REQUIREMENT >> Please give the data again in full, precisely as it is written.
Segment Open
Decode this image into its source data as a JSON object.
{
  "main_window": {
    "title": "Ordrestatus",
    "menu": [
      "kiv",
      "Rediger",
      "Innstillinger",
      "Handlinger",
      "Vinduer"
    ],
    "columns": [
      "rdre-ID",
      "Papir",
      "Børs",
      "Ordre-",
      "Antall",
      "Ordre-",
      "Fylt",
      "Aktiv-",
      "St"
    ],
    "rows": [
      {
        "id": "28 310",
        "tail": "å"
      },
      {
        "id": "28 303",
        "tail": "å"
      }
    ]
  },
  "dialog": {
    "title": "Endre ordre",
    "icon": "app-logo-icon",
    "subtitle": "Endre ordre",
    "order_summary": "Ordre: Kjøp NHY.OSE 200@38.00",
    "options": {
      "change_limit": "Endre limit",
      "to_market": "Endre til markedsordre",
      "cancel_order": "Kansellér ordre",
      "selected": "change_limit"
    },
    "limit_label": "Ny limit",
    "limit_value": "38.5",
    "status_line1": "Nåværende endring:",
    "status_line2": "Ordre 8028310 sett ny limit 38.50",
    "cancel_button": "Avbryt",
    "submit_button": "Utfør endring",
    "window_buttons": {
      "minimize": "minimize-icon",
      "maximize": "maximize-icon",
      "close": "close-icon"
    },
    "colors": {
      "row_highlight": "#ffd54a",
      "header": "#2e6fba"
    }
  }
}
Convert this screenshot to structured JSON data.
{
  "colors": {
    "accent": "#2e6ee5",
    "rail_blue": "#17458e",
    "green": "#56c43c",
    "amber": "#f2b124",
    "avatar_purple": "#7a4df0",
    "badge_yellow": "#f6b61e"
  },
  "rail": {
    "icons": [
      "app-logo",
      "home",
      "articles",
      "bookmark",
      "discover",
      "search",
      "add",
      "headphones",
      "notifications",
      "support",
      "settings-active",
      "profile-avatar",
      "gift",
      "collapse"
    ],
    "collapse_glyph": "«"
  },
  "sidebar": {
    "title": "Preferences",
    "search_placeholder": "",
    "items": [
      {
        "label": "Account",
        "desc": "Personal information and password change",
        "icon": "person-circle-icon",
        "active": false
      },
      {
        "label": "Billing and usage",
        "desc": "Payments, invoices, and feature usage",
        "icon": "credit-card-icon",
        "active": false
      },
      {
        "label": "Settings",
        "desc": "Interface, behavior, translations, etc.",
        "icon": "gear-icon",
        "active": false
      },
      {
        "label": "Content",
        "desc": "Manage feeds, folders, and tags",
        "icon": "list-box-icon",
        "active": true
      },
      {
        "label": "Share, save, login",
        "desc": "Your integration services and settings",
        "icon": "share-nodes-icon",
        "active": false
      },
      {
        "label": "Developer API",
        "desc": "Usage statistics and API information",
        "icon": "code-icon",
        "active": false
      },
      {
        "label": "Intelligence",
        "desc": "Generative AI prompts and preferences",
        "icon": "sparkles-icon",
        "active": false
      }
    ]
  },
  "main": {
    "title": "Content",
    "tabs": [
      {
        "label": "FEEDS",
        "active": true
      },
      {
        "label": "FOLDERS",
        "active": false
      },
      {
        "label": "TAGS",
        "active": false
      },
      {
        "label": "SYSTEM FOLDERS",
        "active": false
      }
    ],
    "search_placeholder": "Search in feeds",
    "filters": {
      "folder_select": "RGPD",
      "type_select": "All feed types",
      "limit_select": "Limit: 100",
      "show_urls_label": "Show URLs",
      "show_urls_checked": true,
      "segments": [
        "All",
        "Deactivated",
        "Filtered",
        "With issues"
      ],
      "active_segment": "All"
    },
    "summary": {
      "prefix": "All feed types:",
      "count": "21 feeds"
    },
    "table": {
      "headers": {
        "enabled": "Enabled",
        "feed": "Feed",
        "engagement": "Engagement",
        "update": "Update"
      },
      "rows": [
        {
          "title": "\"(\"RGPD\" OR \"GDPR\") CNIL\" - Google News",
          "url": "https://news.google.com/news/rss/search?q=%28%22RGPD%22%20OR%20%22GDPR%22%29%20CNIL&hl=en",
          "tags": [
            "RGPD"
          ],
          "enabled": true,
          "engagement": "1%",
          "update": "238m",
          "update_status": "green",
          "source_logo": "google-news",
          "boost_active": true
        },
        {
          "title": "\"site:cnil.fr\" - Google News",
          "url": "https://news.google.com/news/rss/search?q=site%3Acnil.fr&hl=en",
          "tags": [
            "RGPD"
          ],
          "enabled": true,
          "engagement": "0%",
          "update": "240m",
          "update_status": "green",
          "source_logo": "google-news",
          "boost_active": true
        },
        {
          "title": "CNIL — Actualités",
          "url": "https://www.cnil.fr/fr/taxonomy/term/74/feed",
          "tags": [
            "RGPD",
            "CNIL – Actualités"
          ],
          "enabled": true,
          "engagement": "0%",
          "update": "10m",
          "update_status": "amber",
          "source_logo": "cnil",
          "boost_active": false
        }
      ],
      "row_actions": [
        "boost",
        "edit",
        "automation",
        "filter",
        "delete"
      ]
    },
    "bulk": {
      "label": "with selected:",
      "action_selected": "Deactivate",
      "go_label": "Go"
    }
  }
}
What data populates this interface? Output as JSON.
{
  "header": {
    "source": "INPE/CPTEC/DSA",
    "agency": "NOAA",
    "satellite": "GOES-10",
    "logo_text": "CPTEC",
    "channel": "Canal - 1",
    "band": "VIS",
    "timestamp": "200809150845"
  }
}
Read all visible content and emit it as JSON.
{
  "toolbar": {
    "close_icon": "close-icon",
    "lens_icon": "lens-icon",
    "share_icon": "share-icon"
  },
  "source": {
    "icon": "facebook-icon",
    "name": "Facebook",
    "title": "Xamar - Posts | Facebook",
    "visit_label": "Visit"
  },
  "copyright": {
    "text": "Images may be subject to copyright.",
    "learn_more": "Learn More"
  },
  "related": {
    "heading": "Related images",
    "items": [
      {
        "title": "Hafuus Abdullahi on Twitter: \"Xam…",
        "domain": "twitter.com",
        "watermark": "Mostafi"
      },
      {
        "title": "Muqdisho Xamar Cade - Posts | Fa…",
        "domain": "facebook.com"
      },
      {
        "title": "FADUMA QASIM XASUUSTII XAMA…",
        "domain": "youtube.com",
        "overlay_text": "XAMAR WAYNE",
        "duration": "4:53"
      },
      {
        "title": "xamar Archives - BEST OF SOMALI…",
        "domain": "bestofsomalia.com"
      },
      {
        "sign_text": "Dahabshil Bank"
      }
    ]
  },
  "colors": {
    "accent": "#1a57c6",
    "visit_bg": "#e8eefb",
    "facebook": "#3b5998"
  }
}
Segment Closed
RESULT OF THE EXERCISE >>
Decode this image into its source data as a JSON object.
{
  "main_window": {
    "title": "Ordrestatus",
    "menu": [
      "kiv",
      "Rediger",
      "Innstillinger",
      "Handlinger",
      "Vinduer"
    ],
    "columns": [
      "rdre-ID",
      "Papir",
      "Børs",
      "Ordre-",
      "Antall",
      "Ordre-",
      "Fylt",
      "Aktiv-",
      "St"
    ],
    "rows": [
      {
        "id": "28 310",
        "tail": "å"
      },
      {
        "id": "28 303",
        "tail": "å"
      }
    ]
  },
  "dialog": {
    "title": "Endre ordre",
    "icon": "app-logo-icon",
    "subtitle": "Endre ordre",
    "order_summary": "Ordre: Kjøp NHY.OSE 200@38.00",
    "options": {
      "change_limit": "Endre limit",
      "to_market": "Endre til markedsordre",
      "cancel_order": "Kansellér ordre",
      "selected": "change_limit"
    },
    "limit_label": "Ny limit",
    "limit_value": "38.5",
    "status_line1": "Nåværende endring:",
    "status_line2": "Ordre 8028310 sett ny limit 38.50",
    "cancel_button": "Avbryt",
    "submit_button": "Utfør endring",
    "window_buttons": {
      "minimize": "minimize-icon",
      "maximize": "maximize-icon",
      "close": "close-icon"
    },
    "colors": {
      "row_highlight": "#ffd54a",
      "header": "#2e6fba"
    }
  }
}
Convert this screenshot to structured JSON data.
{
  "colors": {
    "accent": "#2e6ee5",
    "rail_blue": "#17458e",
    "green": "#56c43c",
    "amber": "#f2b124",
    "avatar_purple": "#7a4df0",
    "badge_yellow": "#f6b61e"
  },
  "rail": {
    "icons": [
      "app-logo",
      "home",
      "articles",
      "bookmark",
      "discover",
      "search",
      "add",
      "headphones",
      "notifications",
      "support",
      "settings-active",
      "profile-avatar",
      "gift",
      "collapse"
    ],
    "collapse_glyph": "«"
  },
  "sidebar": {
    "title": "Preferences",
    "search_placeholder": "",
    "items": [
      {
        "label": "Account",
        "desc": "Personal information and password change",
        "icon": "person-circle-icon",
        "active": false
      },
      {
        "label": "Billing and usage",
        "desc": "Payments, invoices, and feature usage",
        "icon": "credit-card-icon",
        "active": false
      },
      {
        "label": "Settings",
        "desc": "Interface, behavior, translations, etc.",
        "icon": "gear-icon",
        "active": false
      },
      {
        "label": "Content",
        "desc": "Manage feeds, folders, and tags",
        "icon": "list-box-icon",
        "active": true
      },
      {
        "label": "Share, save, login",
        "desc": "Your integration services and settings",
        "icon": "share-nodes-icon",
        "active": false
      },
      {
        "label": "Developer API",
        "desc": "Usage statistics and API information",
        "icon": "code-icon",
        "active": false
      },
      {
        "label": "Intelligence",
        "desc": "Generative AI prompts and preferences",
        "icon": "sparkles-icon",
        "active": false
      }
    ]
  },
  "main": {
    "title": "Content",
    "tabs": [
      {
        "label": "FEEDS",
        "active": true
      },
      {
        "label": "FOLDERS",
        "active": false
      },
      {
        "label": "TAGS",
        "active": false
      },
      {
        "label": "SYSTEM FOLDERS",
        "active": false
      }
    ],
    "search_placeholder": "Search in feeds",
    "filters": {
      "folder_select": "RGPD",
      "type_select": "All feed types",
      "limit_select": "Limit: 100",
      "show_urls_label": "Show URLs",
      "show_urls_checked": true,
      "segments": [
        "All",
        "Deactivated",
        "Filtered",
        "With issues"
      ],
      "active_segment": "All"
    },
    "summary": {
      "prefix": "All feed types:",
      "count": "21 feeds"
    },
    "table": {
      "headers": {
        "enabled": "Enabled",
        "feed": "Feed",
        "engagement": "Engagement",
        "update": "Update"
      },
      "rows": [
        {
          "title": "\"(\"RGPD\" OR \"GDPR\") CNIL\" - Google News",
          "url": "https://news.google.com/news/rss/search?q=%28%22RGPD%22%20OR%20%22GDPR%22%29%20CNIL&hl=en",
          "tags": [
            "RGPD"
          ],
          "enabled": true,
          "engagement": "1%",
          "update": "238m",
          "update_status": "green",
          "source_logo": "google-news",
          "boost_active": true
        },
        {
          "title": "\"site:cnil.fr\" - Google News",
          "url": "https://news.google.com/news/rss/search?q=site%3Acnil.fr&hl=en",
          "tags": [
            "RGPD"
          ],
          "enabled": true,
          "engagement": "0%",
          "update": "240m",
          "update_status": "green",
          "source_logo": "google-news",
          "boost_active": true
        },
        {
          "title": "CNIL — Actualités",
          "url": "https://www.cnil.fr/fr/taxonomy/term/74/feed",
          "tags": [
            "RGPD",
            "CNIL – Actualités"
          ],
          "enabled": true,
          "engagement": "0%",
          "update": "10m",
          "update_status": "amber",
          "source_logo": "cnil",
          "boost_active": false
        }
      ],
      "row_actions": [
        "boost",
        "edit",
        "automation",
        "filter",
        "delete"
      ]
    },
    "bulk": {
      "label": "with selected:",
      "action_selected": "Deactivate",
      "go_label": "Go"
    }
  }
}
What data populates this interface? Output as JSON.
{
  "header": {
    "source": "INPE/CPTEC/DSA",
    "agency": "NOAA",
    "satellite": "GOES-10",
    "logo_text": "CPTEC",
    "channel": "Canal - 1",
    "band": "VIS",
    "timestamp": "200809150845"
  }
}
Read all visible content and emit it as JSON.
{
  "toolbar": {
    "close_icon": "close-icon",
    "lens_icon": "lens-icon",
    "share_icon": "share-icon"
  },
  "source": {
    "icon": "facebook-icon",
    "name": "Facebook",
    "title": "Xamar - Posts | Facebook",
    "visit_label": "Visit"
  },
  "copyright": {
    "text": "Images may be subject to copyright.",
    "learn_more": "Learn More"
  },
  "related": {
    "heading": "Related images",
    "items": [
      {
        "title": "Hafuus Abdullahi on Twitter: \"Xam…",
        "domain": "twitter.com",
        "watermark": "Mostafi"
      },
      {
        "title": "Muqdisho Xamar Cade - Posts | Fa…",
        "domain": "facebook.com"
      },
      {
        "title": "FADUMA QASIM XASUUSTII XAMA…",
        "domain": "youtube.com",
        "overlay_text": "XAMAR WAYNE",
        "duration": "4:53"
      },
      {
        "title": "xamar Archives - BEST OF SOMALI…",
        "domain": "bestofsomalia.com"
      },
      {
        "sign_text": "Dahabshil Bank"
      }
    ]
  },
  "colors": {
    "accent": "#1a57c6",
    "visit_bg": "#e8eefb",
    "facebook": "#3b5998"
  }
}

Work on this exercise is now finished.